Following Hattie McDaniel's 'oscar' win, Walter Francis White, leader of the National Association for the Advancement of Colored People (NAACP), accused her of being an Uncle Tom. McDaniel responded that she would "rather make seven hundred dollars a week playing a maid than seven dollars being one." She further questioned White's qualification to speak on behalf of blacks, since he was light-skinned and only one-eighth black.
Opinion in the black community was generally divided upon release, with the film being called by some a "weapon of terror against black America" and an insult to black audiences, and demonstrations were held in various cities. Even so, some sections of the black community recognized McDaniel's achievements to be representative of progression: some African-Americans crossed picket lines and praised McDaniel's warm and witty characterization, while others hoped that the industry's recognition of her work would lead to increased visibility on screen for other black actors.
In its editorial congratulation to McDaniel on winning her Academy Award, Opportunity: A Journal of Negro Life used the film as reminder of the 'limit' put on black aspiration by old prejudices.
In Gone With the Wind the (very real) suffering of the master class is the only suffering that matters. The poor masses, black slaves, and “poor white trash” are barely an afterthought.
Watching the film today, 65 years after it was made, and 150 years after the war itself, as we continue in the struggle to purge our past sins and preserve out past virtues, Gone With the Wind is seductively misguided about what those sins and virtues are.
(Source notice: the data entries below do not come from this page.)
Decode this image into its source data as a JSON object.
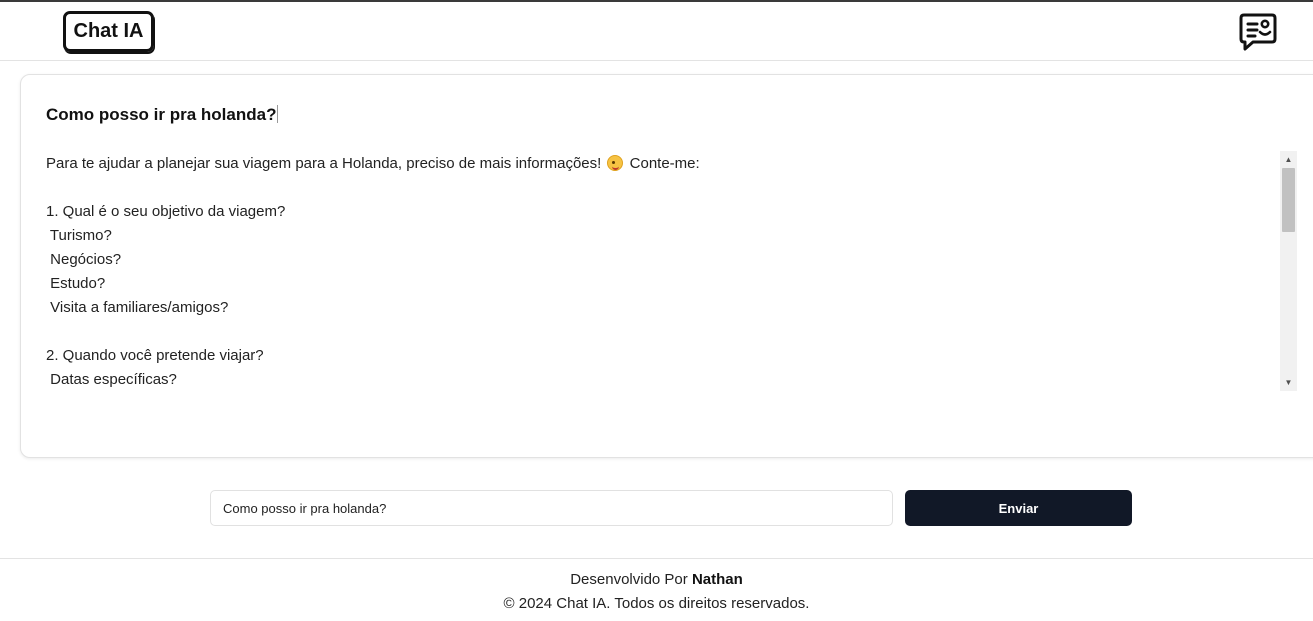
{
  "header": {
    "logo_text": "Chat IA",
    "new_chat_icon": "chat-bubble-icon"
  },
  "conversation": {
    "question": "Como posso ir pra holanda?",
    "answer_lines": [
      "Para te ajudar a planejar sua viagem para a Holanda, preciso de mais informações!",
      "Conte-me:",
      "",
      "1. Qual é o seu objetivo da viagem?",
      " Turismo?",
      " Negócios?",
      " Estudo?",
      " Visita a familiares/amigos?",
      "",
      "2. Quando você pretende viajar?",
      " Datas específicas?"
    ]
  },
  "composer": {
    "input_value": "Como posso ir pra holanda?",
    "send_label": "Enviar"
  },
  "footer": {
    "developed_by": "Desenvolvido Por",
    "author": "Nathan",
    "copyright": "© 2024 Chat IA. Todos os direitos reservados."
  },
  "colors": {
    "send_button_bg": "#111827",
    "border": "#e2e2e2"
  }
}
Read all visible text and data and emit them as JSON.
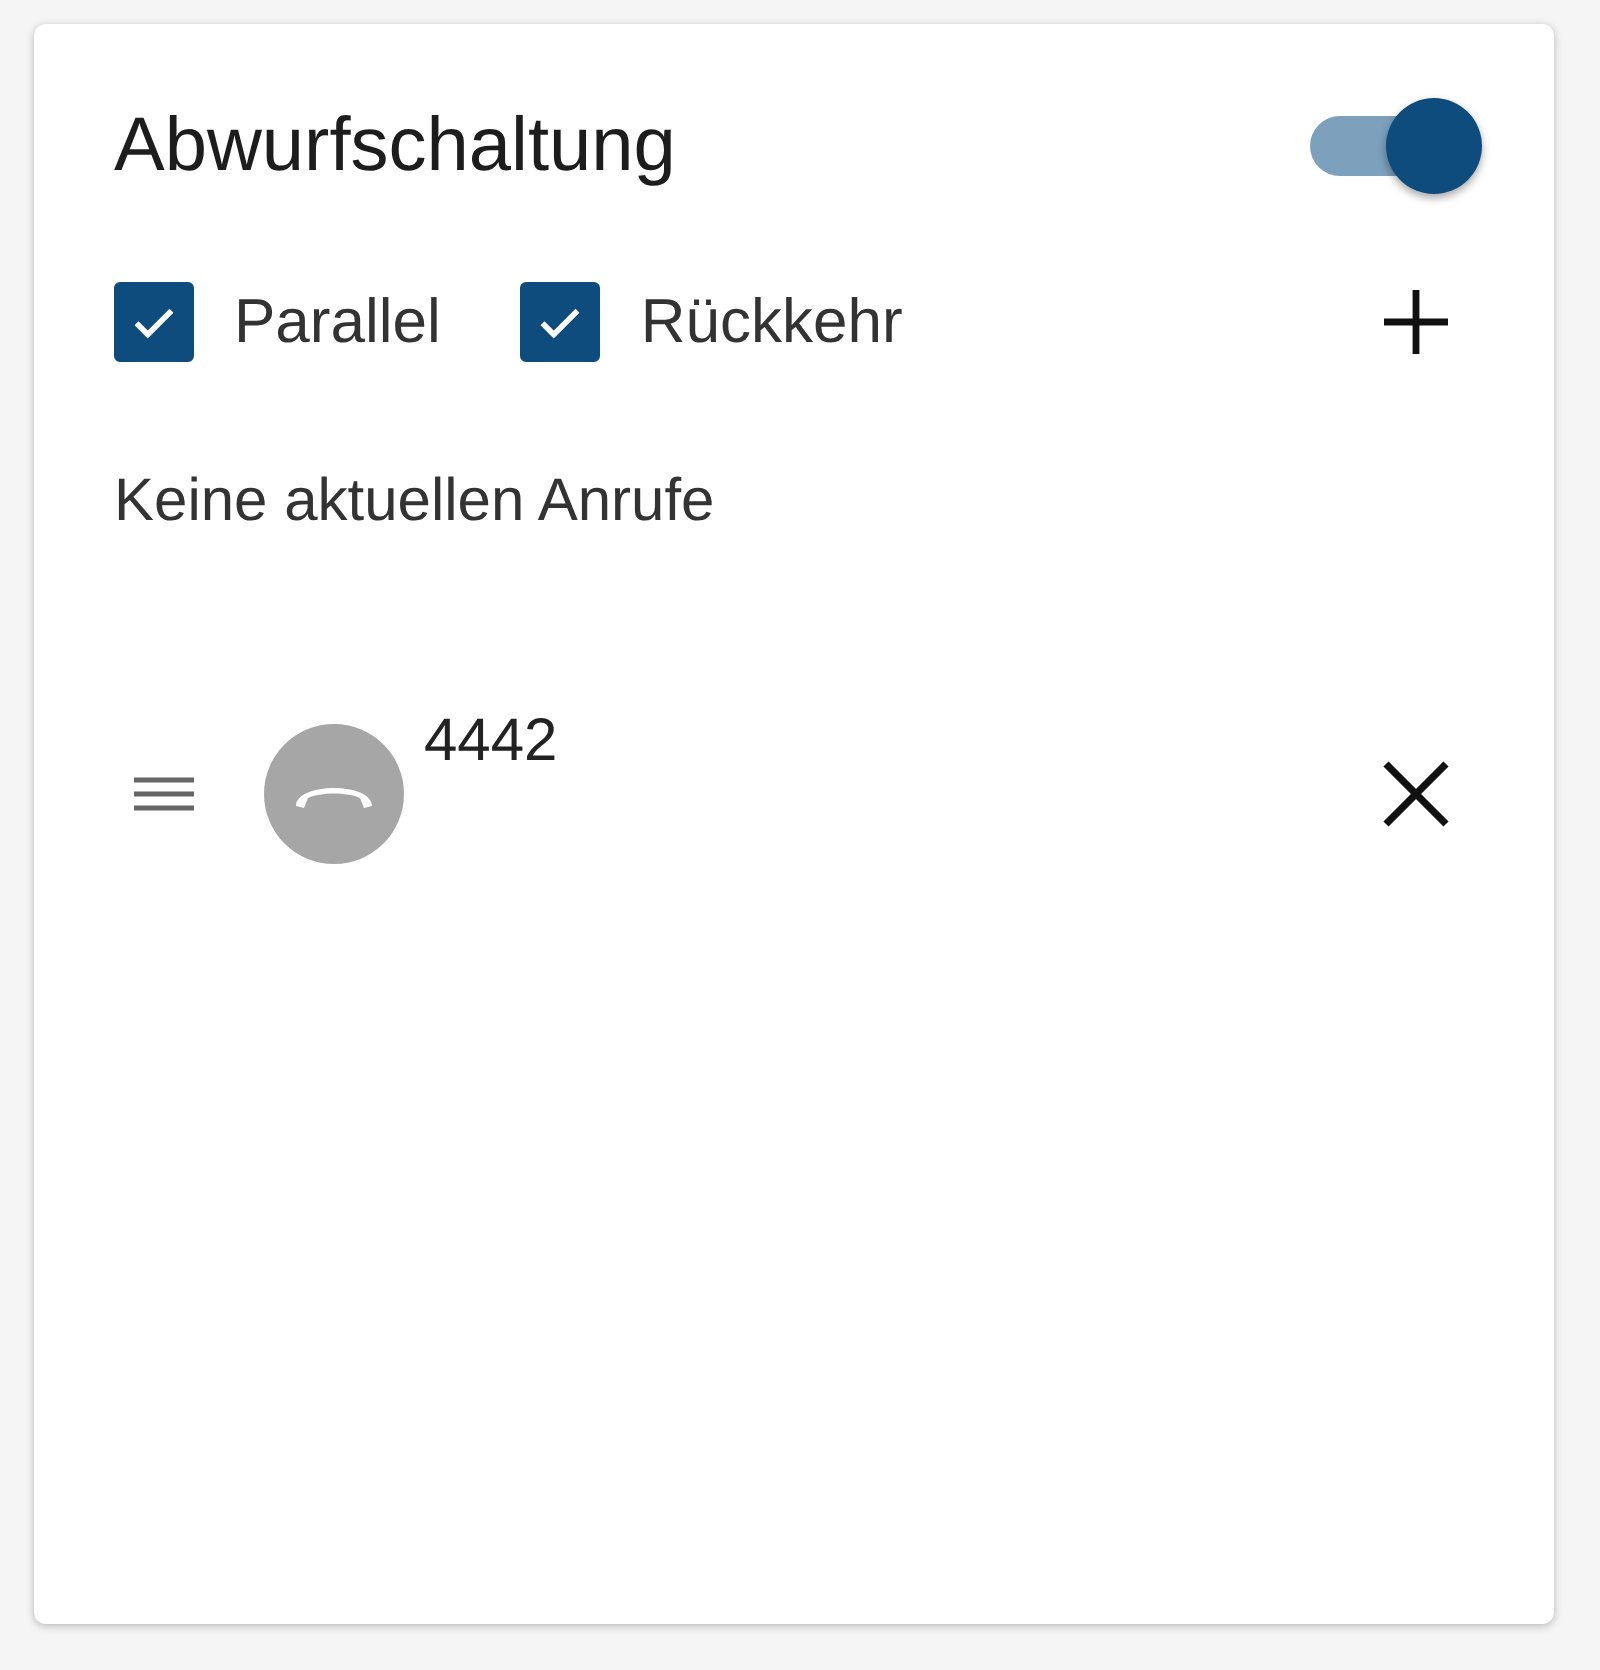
{
  "card": {
    "title": "Abwurfschaltung",
    "enabled": true,
    "options": [
      {
        "label": "Parallel",
        "checked": true
      },
      {
        "label": "Rückkehr",
        "checked": true
      }
    ],
    "empty_message": "Keine aktuellen Anrufe",
    "entries": [
      {
        "number": "4442"
      }
    ]
  }
}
Instead of mourning the death of the Old South of the Wilkes and O’Haras, we should now celebrate the common culture forged by those Gone With the Wind leaves out –– the strange fruit born of past sins that gives our region its unique vitality, that gave birth to a body of music that stands as one of America’s cultural achievements, that makes our society, though still hobbling and forged from tragedy, a conflicted nation’s best hope for racial healing.
So Gone With the Wind, in all its restored grandeur, it should be seen, as entertainment and as cultural history. But perhaps it can be seen not as it was intended, as a monument to our lost glory, but as a Technicolor tombstone to a culture we’ve overcome.
Academy awards and nominations Award results:
Winner Best Picture Won Selznick International Pictures
Best Director Won Victor Fleming
Best Actor Nominated Clark Gable
Best Actress Won Vivien Leigh
Best Adapted Screenplay Won Sidney Howard
Best Supporting Actress Won Hattie McDaniel
Best Supporting Actress Nominated Olivia de Havilland
Best Cinematography, Color Won Ernest Haller and Ray Rennahan
Best Film Editing Won Hal C. Kern and James E. Newcom
Best Art Direction Won Lyle Wheeler
Best Visual Effects Nominated Jack Cosgrove, Fred Albin and Arthur Johns
Best Music, Original Score Nominated Max Steiner
Best Sound Recording Nominated Thomas T. Moulton (Samuel Goldwyn Studio Sound Department)
Special Award Honorary William Cameron Menzies for outstanding achievement in the use of color for the enhancement of dramatic mood in the production of Gone with the Wind.
Technical Achievement Award Honorary Don Musgrave and Selznick International Pictures for pioneering in the use of coordinated equipment in the production Gone with the Wind.